- A recommendation is important, but it won’t get you the job. You have to go through the door yourself, convince in the interview and prove that you can meet the (own) expectations (because these are often higher after a personal recommendation than after a standard application)
- Your network must always remain active. If you use it only to advance your interests, it will forget about you. Ask not what someone can do for you, but what good you can do for the other person. This creates a constant interrelationship based on the principle of supporting the other person and receiving this support.
- A network can promote not only professional but also personal development. As you grow, a kind of reflection phase takes place here, which drives you further and further to also strengthen your network through your own continuing education.
- Those who do not maintain their network only manage system corpses. Write about yourself, comment on others’ posts and wish them a happy birthday. Be as conscientious with a network as you are with your friends and acquaintances.
- Use not only private, but also digital networks. You can never know who knows whom and thus have the opportunity to open up circles of people and subject areas for yourself that you may not have had in mind before.

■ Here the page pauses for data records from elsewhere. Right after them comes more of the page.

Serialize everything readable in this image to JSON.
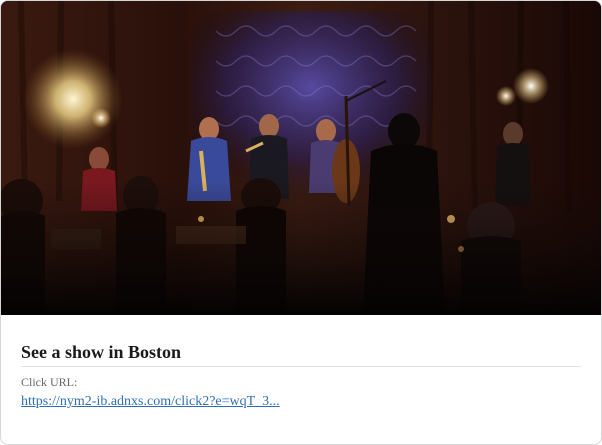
{
  "card": {
    "title": "See a show in Boston",
    "url_label": "Click URL:",
    "url_text": "https://nym2-ib.adnxs.com/click2?e=wqT_3..."
  },
  "image": {
    "subject": "jazz-band-on-stage-photo"
  },
  "colors": {
    "link": "#2f6fb4",
    "title": "#1a1a1a",
    "label": "#666666",
    "border": "#d6d6d6"
  }
}
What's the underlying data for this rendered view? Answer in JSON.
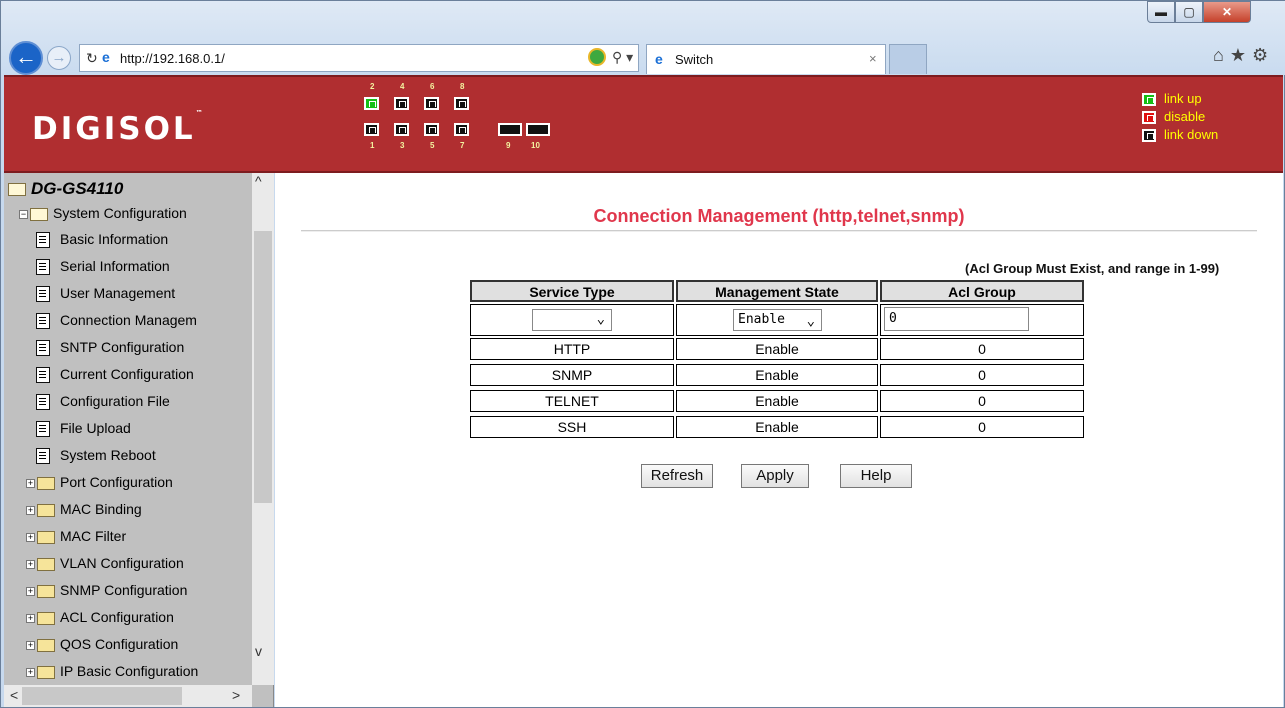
{
  "browser": {
    "url": "http://192.168.0.1/",
    "tab_title": "Switch",
    "tab_close": "×"
  },
  "header": {
    "logo": "DIGISOL",
    "logo_tm": "™",
    "port_top_numbers": [
      "2",
      "4",
      "6",
      "8"
    ],
    "port_bottom_numbers": [
      "1",
      "3",
      "5",
      "7"
    ],
    "sfp_numbers": [
      "9",
      "10"
    ],
    "port_status": {
      "2": "up",
      "4": "down",
      "6": "down",
      "8": "down",
      "1": "down",
      "3": "down",
      "5": "down",
      "7": "down",
      "9": "down",
      "10": "down"
    },
    "legend": [
      {
        "status": "up",
        "label": "link up"
      },
      {
        "status": "disable",
        "label": "disable"
      },
      {
        "status": "down",
        "label": "link down"
      }
    ],
    "colors": {
      "banner": "#b02e30",
      "link_up": "#16c016",
      "disable": "#e01010",
      "link_down": "#111111",
      "legend_text": "#ffff00"
    }
  },
  "sidebar": {
    "root": "DG-GS4110",
    "system_configuration": "System Configuration",
    "children": [
      "Basic Information",
      "Serial Information",
      "User Management",
      "Connection Managem",
      "SNTP Configuration",
      "Current Configuration",
      "Configuration File",
      "File Upload",
      "System Reboot"
    ],
    "folders": [
      "Port Configuration",
      "MAC Binding",
      "MAC Filter",
      "VLAN Configuration",
      "SNMP Configuration",
      "ACL Configuration",
      "QOS Configuration",
      "IP Basic Configuration"
    ]
  },
  "main": {
    "title": "Connection Management (http,telnet,snmp)",
    "note": "(Acl Group Must Exist, and range in 1-99)",
    "columns": [
      "Service Type",
      "Management State",
      "Acl Group"
    ],
    "form": {
      "service_type": "",
      "management_state": "Enable",
      "acl_group": "0"
    },
    "rows": [
      {
        "service": "HTTP",
        "state": "Enable",
        "acl": "0"
      },
      {
        "service": "SNMP",
        "state": "Enable",
        "acl": "0"
      },
      {
        "service": "TELNET",
        "state": "Enable",
        "acl": "0"
      },
      {
        "service": "SSH",
        "state": "Enable",
        "acl": "0"
      }
    ],
    "buttons": {
      "refresh": "Refresh",
      "apply": "Apply",
      "help": "Help"
    }
  }
}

- The quality of your contacts is critical, but don’t underestimate the importance of your reach. Of course, when networking, you should pay attention to who is buzzing around in your own timeline or chronicle in the aftermath. However, constant selection is also part of the care here. Of course, 10 key contacts may be enough, but if they want to build an extensive network and also be “seen/read” and recommended by others, you need to network with those people as well. If you ask a targeted question in the public space here, the response is correspondingly much higher than if their reach only reaches the already existing 10 contacts. The important thing here is: expand your network to the extent that they still feel comfortable here.
Basically, it can be said that if you don’t network, you will still find your way in the professional world. However, this path is a lot more tedious than a quick call or LinkedIn message to an acquaintance who understands the networking philosophy and is eager to help you.
My conclusion on successful networking
So be active, include alternative networking methods (trade shows, conventions, online platforms) and you will realize that their constant efforts will pay off and they will be very happy to return the help you receive.
About the author
Kinga Bartczak berät, coacht und schreibt zu Female Empowerment, neuer Arbeitskultur, Organisationsentwicklung systemischen Coaching, und Personal Branding.
Zudem ist sie Geschäftsführerin der UnternehmerRebellen GmbH und Herausgeberin des FemalExperts Magazins.